Would you like a film with that?
For someone who pokes fun at shallow social networking relationships (one click and you're a "friend") I am awfully quick to claim comradeship with noted authors.
Without demonstrating equal talent, one can still bask in the approbation of kindred opinions.
Masterfully expressing viewpoints I share this week: Rebecca Mead and Annabelle Gurwitch. Mead's My Life in Middlemarch is balm for the souls of George Eliot admirers who love the notably lengthy Middlemarch, often dismissed as dry and irrelevant. Paralleling events and impressions from her own life with those of Eliot and her characters, New Yorker writer Mead conveys the novel's timeless appeal. But then, I've always been a fan.
Gurwitch's new essay collection on the perils of middle age-- I See You Made an Effort--has just fallen into my clutches, so I haven't spent quality time with it yet. Reviewers deem the edgy commentaries "rollicking" and "hilarious". In the library professions, aging is unfashionable these days, so I smiled to note Bob Odenkirk's assessment: "a book about the worst thing a person can do in America: get older".
Among Ms. Gurwitch's other writing and comedic accomplishments you may recall her stint as co-host of TBS' Dinner and a Movie a few years back--which represents a further opportunity for me to glom onto a proven concept: why not suggest themed pairings featuring library stuff?
Some of these resources will be new to your entertainment menu:
1920s DINNER AND DVD:
Try Miss Fisher's Murder Mysteries, based on Kerry Greenwood's Phryne Fisher books, with high production values and authentic vintage costumes and settings. You can sample foods trendy in the Twenties (see Food Timeline). Or, search Los Angeles Public Library's Digital Menu Collection with date 192*.
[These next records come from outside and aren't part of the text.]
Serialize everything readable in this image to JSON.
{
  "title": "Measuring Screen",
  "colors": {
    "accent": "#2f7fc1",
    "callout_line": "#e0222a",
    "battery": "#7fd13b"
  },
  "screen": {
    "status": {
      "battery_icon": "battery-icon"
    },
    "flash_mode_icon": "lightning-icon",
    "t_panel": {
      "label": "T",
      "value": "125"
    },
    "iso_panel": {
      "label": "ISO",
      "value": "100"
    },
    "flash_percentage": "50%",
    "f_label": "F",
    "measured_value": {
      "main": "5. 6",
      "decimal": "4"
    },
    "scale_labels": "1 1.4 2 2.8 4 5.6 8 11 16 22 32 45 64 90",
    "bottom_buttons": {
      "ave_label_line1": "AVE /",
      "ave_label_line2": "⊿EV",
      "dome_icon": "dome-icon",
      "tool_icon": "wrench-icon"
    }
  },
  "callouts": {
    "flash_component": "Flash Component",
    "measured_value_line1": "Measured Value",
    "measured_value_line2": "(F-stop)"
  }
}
THE ROCKWELL EXPERIENCE:
Read Deborah Solomon's new American Mirror: The Life and Art of Norman Rockwell and enjoy (what else?) Apple Pie; here you'll find step-by-step instructions, each stage illustrated.
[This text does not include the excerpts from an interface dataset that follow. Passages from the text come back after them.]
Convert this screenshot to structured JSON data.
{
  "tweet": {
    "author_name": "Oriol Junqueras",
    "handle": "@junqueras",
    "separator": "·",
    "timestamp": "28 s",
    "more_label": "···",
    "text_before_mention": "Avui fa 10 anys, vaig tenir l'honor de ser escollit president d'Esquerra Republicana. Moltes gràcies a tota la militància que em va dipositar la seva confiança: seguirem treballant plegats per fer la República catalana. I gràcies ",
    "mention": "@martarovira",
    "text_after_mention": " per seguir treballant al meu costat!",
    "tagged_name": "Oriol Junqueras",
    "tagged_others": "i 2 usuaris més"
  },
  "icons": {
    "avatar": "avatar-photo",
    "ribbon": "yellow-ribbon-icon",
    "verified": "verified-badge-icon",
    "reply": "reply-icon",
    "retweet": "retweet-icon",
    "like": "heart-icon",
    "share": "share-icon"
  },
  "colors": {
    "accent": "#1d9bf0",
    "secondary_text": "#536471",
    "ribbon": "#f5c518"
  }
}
WATCH YOUR LANGUAGE:
That's what Mango Languages calls its latest feature, classic films offered in conjunction with your language lessons.
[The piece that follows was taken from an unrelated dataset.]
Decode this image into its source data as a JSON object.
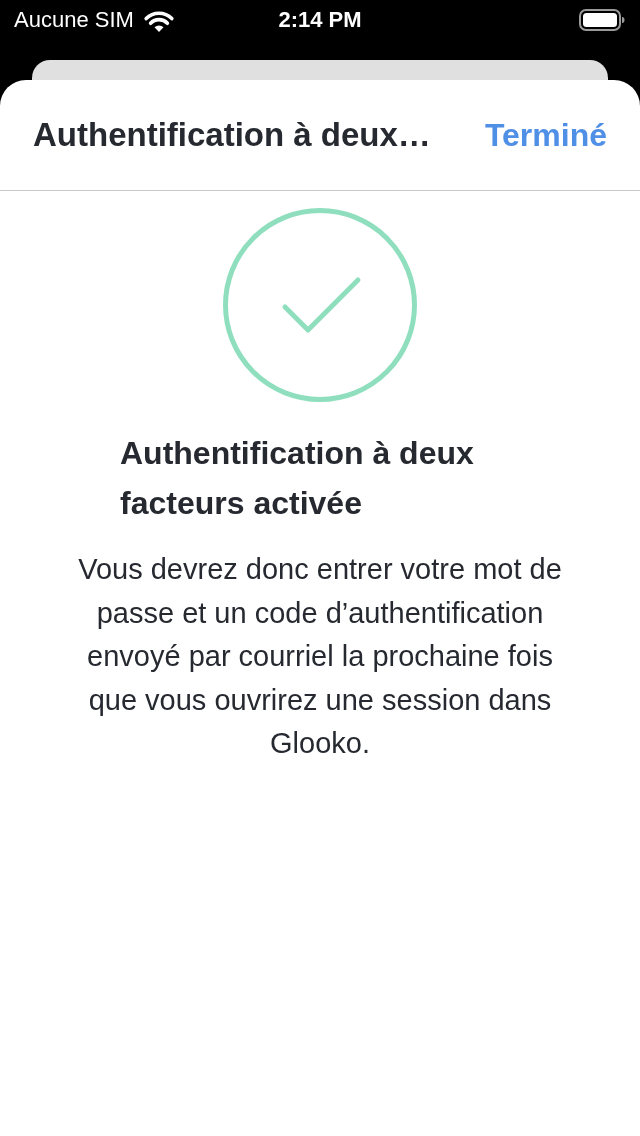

The Saving Mr. Banks soundtrack CD set includes previously unreleased pre-demo recordings by the Sherman brothers. According to Richard Sherman, "Tuppence a Bag"/"Feed the Birds" was Walt Disney's favorite song. You could pair a project with Walt's pick: listen, then search the library's Hobbies & Crafts Reference Center for "bird feeders".
Read The Bohemians: Mark Twain and the San Francisco Writers Who Reinvented American Literature by Ben Tarnoff and savor some of Twain's favorite foods. According to Menus from History by Janet Clarkson, there were many; Twain's list from A Tramp Abroad includes at least three iterations of bacon, fresh seafood, a spectrum of the bread/pone/biscuit family, and "all sorts of American pastry".
Explore (book or audio CD) Talk Like TED: The 9 Public Speaking Secrets of the World's Top Minds, "the ultimate guide to public speaking"; then view a TED Joy of Eating segment.
Input "steampunk" in the library's Catalog Quick Search for a Steampunk fiction read. From there, consider the definition of "Steampunk Cuisine", perhaps even entertaining with "Tips for a Retro-Industrial Steampunk Party". And there's always RRPL's Small Engine Reference Repair Center...